Q: What was the best thing they’ve given you so far?
KM: I had a scene with Paul, a break-up/make-up scene in the car. Sometimes I had to literally bite the inside of my cheek I was laughing so hard. I also had a sex scene with somebody on the floor; not actual sex, but talking about sex. We were painting pictures of having sex. I got to cut off John Cho’s thumb. And I got drunk with a dolphin, though I don’t remember why. That was a scream.
Q: You’ve done a lot of voice-over work in your career, and people may actually be surprised to learn that this is live action, considering that and considering that it’s on Cartoon Network. What’s the difference in the approach between voice-over and live action?
KM: A voice-over is a disembodied thing. The engagement is altogether different. I approached this the way I would any other live-action shoot. A voice-over is a solitary affair. You’re all alone with an engineer and your voice. And with an ensemble work, you have a different kind of energy. You have to have an intellectual vigor, to keep it creatively alive. The core group on this show all has that, that feeling of elasticity. You’ve got to be on point all the time, especially with comedy. What if your partner does something totally unexpected? You have to really know where that character could go and stay on point.
Q: You’ve been working for many years and have enjoyed some real success in that time. Is there a secret to that kind of longevity as an actor?

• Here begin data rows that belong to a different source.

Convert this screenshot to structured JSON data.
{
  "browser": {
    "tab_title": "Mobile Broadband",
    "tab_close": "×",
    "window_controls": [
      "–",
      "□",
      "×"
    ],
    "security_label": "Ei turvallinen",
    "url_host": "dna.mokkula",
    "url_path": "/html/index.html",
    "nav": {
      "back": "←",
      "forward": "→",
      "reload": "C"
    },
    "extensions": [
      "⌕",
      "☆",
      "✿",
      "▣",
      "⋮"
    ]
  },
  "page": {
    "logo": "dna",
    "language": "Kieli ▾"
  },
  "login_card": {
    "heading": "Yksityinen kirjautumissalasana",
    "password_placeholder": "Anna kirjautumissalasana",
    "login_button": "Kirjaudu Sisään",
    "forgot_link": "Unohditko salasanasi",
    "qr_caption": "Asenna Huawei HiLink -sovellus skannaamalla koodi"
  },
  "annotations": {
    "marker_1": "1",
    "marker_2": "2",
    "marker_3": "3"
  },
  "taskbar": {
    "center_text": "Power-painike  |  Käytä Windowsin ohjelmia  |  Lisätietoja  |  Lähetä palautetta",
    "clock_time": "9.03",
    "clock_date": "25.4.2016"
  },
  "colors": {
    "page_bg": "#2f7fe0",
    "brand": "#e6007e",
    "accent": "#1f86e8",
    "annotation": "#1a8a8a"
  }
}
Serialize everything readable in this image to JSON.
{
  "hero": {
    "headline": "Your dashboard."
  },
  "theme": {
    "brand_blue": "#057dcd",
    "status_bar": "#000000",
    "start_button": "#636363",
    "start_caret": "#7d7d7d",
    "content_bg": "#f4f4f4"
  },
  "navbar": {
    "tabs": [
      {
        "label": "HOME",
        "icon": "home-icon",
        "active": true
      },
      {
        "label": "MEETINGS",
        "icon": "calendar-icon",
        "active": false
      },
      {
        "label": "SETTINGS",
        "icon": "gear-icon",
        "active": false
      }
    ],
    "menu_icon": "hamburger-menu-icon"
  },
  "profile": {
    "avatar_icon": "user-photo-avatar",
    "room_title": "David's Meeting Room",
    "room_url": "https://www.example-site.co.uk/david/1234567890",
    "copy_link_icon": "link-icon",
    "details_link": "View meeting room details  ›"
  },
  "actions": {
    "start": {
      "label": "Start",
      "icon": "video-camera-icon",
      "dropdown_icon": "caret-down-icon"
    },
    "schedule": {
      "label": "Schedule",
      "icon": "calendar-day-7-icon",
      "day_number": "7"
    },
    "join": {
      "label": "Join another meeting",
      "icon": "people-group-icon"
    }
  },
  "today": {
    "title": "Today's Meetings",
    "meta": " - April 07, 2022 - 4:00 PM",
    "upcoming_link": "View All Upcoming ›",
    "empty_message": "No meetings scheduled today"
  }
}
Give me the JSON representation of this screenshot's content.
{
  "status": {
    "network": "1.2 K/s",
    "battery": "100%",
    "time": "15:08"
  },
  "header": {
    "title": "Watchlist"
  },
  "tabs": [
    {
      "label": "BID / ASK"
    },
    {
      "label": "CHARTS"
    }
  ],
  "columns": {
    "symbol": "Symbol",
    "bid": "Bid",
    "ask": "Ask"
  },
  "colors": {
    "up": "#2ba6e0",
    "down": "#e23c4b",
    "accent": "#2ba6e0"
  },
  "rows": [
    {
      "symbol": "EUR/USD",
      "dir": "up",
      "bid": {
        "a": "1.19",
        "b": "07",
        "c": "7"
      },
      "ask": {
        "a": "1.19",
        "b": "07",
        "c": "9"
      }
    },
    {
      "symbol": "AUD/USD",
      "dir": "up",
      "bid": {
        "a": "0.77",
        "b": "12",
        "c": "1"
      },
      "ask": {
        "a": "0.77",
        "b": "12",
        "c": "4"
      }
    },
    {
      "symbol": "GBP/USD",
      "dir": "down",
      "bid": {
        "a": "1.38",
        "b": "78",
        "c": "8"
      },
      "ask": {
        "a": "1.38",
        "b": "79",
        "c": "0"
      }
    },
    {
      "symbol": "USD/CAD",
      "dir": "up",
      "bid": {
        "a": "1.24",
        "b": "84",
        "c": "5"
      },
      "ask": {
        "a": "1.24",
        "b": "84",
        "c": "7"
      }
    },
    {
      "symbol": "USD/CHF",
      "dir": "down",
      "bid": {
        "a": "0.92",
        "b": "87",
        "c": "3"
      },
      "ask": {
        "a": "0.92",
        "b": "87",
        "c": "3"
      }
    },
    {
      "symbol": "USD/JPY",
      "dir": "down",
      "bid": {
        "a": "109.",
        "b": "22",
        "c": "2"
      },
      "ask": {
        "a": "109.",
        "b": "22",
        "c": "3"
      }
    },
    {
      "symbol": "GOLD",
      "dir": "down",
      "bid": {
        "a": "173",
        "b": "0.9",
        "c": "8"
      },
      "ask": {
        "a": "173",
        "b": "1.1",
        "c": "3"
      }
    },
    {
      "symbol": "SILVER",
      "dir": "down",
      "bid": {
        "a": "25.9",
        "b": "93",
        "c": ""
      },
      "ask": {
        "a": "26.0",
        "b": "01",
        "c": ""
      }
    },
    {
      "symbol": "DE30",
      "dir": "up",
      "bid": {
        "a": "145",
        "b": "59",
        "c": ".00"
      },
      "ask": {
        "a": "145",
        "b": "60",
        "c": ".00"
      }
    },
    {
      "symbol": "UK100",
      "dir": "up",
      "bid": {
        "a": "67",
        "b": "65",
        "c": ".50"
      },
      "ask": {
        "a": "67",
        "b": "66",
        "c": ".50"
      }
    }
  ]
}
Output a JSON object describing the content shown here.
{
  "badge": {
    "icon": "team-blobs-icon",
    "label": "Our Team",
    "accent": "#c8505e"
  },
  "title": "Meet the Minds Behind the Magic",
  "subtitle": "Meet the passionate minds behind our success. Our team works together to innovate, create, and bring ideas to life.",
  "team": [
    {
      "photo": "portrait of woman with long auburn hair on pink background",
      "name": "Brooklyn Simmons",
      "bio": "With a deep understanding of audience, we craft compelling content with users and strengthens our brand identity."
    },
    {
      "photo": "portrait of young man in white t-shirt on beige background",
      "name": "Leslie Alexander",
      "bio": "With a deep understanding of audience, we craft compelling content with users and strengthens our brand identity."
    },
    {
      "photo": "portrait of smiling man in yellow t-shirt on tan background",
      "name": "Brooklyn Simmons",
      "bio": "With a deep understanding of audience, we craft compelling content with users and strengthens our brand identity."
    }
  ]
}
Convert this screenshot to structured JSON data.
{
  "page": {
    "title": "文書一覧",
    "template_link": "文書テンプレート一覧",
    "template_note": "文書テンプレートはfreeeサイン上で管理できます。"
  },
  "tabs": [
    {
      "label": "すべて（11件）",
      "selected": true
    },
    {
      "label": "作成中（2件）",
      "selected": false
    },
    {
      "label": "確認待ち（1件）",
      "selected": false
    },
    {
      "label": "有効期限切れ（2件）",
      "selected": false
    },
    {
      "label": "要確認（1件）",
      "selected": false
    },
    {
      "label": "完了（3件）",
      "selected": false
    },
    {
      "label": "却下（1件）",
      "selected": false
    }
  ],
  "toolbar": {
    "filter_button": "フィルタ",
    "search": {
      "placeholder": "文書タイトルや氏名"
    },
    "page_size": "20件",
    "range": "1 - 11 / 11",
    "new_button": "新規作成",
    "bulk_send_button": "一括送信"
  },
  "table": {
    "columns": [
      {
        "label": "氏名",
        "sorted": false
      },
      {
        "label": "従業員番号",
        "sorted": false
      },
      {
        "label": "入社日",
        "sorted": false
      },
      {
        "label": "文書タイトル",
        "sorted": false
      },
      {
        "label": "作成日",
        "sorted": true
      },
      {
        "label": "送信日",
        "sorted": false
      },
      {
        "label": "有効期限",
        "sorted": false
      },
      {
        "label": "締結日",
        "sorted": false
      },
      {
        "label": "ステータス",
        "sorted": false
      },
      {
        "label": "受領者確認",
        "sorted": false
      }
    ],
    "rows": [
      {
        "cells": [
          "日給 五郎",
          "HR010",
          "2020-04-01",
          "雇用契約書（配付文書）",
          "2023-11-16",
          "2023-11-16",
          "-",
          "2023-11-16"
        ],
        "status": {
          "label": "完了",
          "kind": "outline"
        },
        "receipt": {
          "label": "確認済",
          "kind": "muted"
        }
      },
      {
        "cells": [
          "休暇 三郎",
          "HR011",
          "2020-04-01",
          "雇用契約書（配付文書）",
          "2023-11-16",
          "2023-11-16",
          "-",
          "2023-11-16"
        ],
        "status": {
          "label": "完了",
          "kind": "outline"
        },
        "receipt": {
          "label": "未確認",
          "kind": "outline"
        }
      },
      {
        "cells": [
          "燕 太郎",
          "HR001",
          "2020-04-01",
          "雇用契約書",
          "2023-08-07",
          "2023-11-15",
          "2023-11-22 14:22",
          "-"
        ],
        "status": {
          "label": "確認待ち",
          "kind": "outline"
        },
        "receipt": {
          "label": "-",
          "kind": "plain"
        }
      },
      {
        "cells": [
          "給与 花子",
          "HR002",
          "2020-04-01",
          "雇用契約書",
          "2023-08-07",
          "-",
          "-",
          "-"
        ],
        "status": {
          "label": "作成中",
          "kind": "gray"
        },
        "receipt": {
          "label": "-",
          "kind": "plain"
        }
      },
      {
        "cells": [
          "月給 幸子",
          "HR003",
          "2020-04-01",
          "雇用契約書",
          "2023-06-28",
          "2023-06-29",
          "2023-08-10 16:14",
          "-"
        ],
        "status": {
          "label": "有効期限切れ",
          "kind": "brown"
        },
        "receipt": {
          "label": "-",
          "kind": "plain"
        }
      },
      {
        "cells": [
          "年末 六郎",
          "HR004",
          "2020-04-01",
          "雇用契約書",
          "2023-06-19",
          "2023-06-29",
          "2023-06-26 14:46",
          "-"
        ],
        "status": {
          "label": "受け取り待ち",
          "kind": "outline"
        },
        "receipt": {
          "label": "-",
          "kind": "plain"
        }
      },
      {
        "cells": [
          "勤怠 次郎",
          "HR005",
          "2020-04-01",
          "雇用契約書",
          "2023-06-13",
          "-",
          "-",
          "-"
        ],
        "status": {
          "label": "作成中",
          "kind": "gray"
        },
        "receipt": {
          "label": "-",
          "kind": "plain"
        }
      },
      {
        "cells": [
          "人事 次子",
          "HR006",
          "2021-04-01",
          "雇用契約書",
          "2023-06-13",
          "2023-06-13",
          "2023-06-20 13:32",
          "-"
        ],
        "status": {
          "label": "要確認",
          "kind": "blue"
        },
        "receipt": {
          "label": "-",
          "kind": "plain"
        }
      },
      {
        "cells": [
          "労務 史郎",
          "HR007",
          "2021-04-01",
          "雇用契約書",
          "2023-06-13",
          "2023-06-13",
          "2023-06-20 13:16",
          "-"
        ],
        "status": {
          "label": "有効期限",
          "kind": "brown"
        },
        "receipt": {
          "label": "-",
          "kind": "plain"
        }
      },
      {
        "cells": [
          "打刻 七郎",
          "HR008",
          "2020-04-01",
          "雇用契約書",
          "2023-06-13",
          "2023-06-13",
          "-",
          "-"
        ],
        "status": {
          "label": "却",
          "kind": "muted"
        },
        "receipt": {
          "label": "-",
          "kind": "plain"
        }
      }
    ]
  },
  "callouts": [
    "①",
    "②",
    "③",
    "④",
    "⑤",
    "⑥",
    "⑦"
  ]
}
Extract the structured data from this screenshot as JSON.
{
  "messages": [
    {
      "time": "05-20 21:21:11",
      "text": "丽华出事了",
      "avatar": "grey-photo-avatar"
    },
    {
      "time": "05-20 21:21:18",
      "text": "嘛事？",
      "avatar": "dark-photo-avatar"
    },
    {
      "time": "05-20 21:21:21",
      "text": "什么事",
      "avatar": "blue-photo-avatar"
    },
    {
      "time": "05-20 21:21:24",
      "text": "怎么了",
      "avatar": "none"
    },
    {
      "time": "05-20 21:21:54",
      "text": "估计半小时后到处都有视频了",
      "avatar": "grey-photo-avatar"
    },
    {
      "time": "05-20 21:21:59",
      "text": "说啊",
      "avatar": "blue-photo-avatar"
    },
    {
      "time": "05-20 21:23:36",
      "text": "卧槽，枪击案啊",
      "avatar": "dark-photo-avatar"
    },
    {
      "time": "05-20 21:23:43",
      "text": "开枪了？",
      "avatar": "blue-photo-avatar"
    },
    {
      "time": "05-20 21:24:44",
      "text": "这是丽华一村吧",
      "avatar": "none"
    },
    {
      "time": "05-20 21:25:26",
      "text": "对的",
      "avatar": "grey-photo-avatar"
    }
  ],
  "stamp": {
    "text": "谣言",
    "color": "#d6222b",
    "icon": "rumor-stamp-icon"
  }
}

KM: I hate to sound cliché about this; I’m not the first person to say this and I won’t be the last. I think that having found this passion as young as I did made it work. I was twelve years old when I recognized that this was what I wanted to do, and sixteen when I started to do it. It is the oldest happiest in my DNA. It is the oldest feeling of liberty, security and joy in the history of my being. It makes me the happiest that I will ever be on this Earth… and that’s a rather tough thing to say because I have children. But this is a familiar happiness: it never, ever lets me down. It’s a relationship of equals. It is a craft that will respond to me if I address it with complete devotion. Longevity is honored in this business when you have respect for acting. I don’t just like it, I love it. I’ve loved it for a long time.